Write out the data below in full. Keep it exact.

Data excerpts

※ ※ ※

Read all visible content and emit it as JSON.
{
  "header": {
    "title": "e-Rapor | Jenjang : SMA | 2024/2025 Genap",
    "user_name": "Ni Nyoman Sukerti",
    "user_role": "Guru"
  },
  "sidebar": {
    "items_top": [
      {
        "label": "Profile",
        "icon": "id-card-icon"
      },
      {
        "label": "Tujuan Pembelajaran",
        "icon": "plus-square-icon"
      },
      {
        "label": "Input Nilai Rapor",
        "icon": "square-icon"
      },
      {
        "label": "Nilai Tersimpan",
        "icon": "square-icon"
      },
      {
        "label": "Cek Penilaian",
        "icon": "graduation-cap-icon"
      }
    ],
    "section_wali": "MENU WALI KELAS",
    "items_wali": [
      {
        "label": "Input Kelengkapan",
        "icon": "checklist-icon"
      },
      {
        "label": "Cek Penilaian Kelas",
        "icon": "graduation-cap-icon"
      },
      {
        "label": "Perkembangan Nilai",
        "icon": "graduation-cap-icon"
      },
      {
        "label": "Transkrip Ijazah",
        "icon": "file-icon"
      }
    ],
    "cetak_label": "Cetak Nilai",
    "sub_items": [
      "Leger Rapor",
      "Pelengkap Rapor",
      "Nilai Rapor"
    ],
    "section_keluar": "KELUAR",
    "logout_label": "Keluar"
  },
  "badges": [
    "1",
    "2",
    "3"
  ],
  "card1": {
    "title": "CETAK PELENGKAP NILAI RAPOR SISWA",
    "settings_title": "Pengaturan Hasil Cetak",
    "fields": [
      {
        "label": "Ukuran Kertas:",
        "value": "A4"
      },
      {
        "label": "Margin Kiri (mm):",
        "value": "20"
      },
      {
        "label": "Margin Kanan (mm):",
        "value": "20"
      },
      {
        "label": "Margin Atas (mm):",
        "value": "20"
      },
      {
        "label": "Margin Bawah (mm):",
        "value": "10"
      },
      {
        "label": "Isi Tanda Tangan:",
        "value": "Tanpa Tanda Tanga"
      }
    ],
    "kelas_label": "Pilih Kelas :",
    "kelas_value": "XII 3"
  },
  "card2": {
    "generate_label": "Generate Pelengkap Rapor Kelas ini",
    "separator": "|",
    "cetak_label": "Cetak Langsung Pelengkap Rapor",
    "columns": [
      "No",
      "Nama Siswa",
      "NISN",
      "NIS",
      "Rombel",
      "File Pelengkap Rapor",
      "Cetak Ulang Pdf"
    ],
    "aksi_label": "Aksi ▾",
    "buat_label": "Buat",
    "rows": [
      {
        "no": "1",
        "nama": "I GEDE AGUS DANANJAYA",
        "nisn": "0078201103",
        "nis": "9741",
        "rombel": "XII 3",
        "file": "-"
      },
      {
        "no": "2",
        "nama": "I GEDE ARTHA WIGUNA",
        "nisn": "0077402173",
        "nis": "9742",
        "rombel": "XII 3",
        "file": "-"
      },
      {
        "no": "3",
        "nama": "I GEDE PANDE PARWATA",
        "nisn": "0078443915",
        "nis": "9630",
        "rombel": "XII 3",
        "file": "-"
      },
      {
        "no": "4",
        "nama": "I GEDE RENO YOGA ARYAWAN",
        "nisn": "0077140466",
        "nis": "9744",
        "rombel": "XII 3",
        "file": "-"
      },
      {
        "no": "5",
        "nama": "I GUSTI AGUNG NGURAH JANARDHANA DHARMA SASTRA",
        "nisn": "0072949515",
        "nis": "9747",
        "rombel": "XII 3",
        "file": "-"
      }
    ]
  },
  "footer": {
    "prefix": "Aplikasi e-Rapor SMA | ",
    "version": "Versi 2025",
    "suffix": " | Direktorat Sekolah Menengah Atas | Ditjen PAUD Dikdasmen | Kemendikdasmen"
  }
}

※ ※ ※

▶ RESPONSE TO THE TASK:
Read all visible content and emit it as JSON.
{
  "header": {
    "title": "e-Rapor | Jenjang : SMA | 2024/2025 Genap",
    "user_name": "Ni Nyoman Sukerti",
    "user_role": "Guru"
  },
  "sidebar": {
    "items_top": [
      {
        "label": "Profile",
        "icon": "id-card-icon"
      },
      {
        "label": "Tujuan Pembelajaran",
        "icon": "plus-square-icon"
      },
      {
        "label": "Input Nilai Rapor",
        "icon": "square-icon"
      },
      {
        "label": "Nilai Tersimpan",
        "icon": "square-icon"
      },
      {
        "label": "Cek Penilaian",
        "icon": "graduation-cap-icon"
      }
    ],
    "section_wali": "MENU WALI KELAS",
    "items_wali": [
      {
        "label": "Input Kelengkapan",
        "icon": "checklist-icon"
      },
      {
        "label": "Cek Penilaian Kelas",
        "icon": "graduation-cap-icon"
      },
      {
        "label": "Perkembangan Nilai",
        "icon": "graduation-cap-icon"
      },
      {
        "label": "Transkrip Ijazah",
        "icon": "file-icon"
      }
    ],
    "cetak_label": "Cetak Nilai",
    "sub_items": [
      "Leger Rapor",
      "Pelengkap Rapor",
      "Nilai Rapor"
    ],
    "section_keluar": "KELUAR",
    "logout_label": "Keluar"
  },
  "badges": [
    "1",
    "2",
    "3"
  ],
  "card1": {
    "title": "CETAK PELENGKAP NILAI RAPOR SISWA",
    "settings_title": "Pengaturan Hasil Cetak",
    "fields": [
      {
        "label": "Ukuran Kertas:",
        "value": "A4"
      },
      {
        "label": "Margin Kiri (mm):",
        "value": "20"
      },
      {
        "label": "Margin Kanan (mm):",
        "value": "20"
      },
      {
        "label": "Margin Atas (mm):",
        "value": "20"
      },
      {
        "label": "Margin Bawah (mm):",
        "value": "10"
      },
      {
        "label": "Isi Tanda Tangan:",
        "value": "Tanpa Tanda Tanga"
      }
    ],
    "kelas_label": "Pilih Kelas :",
    "kelas_value": "XII 3"
  },
  "card2": {
    "generate_label": "Generate Pelengkap Rapor Kelas ini",
    "separator": "|",
    "cetak_label": "Cetak Langsung Pelengkap Rapor",
    "columns": [
      "No",
      "Nama Siswa",
      "NISN",
      "NIS",
      "Rombel",
      "File Pelengkap Rapor",
      "Cetak Ulang Pdf"
    ],
    "aksi_label": "Aksi ▾",
    "buat_label": "Buat",
    "rows": [
      {
        "no": "1",
        "nama": "I GEDE AGUS DANANJAYA",
        "nisn": "0078201103",
        "nis": "9741",
        "rombel": "XII 3",
        "file": "-"
      },
      {
        "no": "2",
        "nama": "I GEDE ARTHA WIGUNA",
        "nisn": "0077402173",
        "nis": "9742",
        "rombel": "XII 3",
        "file": "-"
      },
      {
        "no": "3",
        "nama": "I GEDE PANDE PARWATA",
        "nisn": "0078443915",
        "nis": "9630",
        "rombel": "XII 3",
        "file": "-"
      },
      {
        "no": "4",
        "nama": "I GEDE RENO YOGA ARYAWAN",
        "nisn": "0077140466",
        "nis": "9744",
        "rombel": "XII 3",
        "file": "-"
      },
      {
        "no": "5",
        "nama": "I GUSTI AGUNG NGURAH JANARDHANA DHARMA SASTRA",
        "nisn": "0072949515",
        "nis": "9747",
        "rombel": "XII 3",
        "file": "-"
      }
    ]
  },
  "footer": {
    "prefix": "Aplikasi e-Rapor SMA | ",
    "version": "Versi 2025",
    "suffix": " | Direktorat Sekolah Menengah Atas | Ditjen PAUD Dikdasmen | Kemendikdasmen"
  }
}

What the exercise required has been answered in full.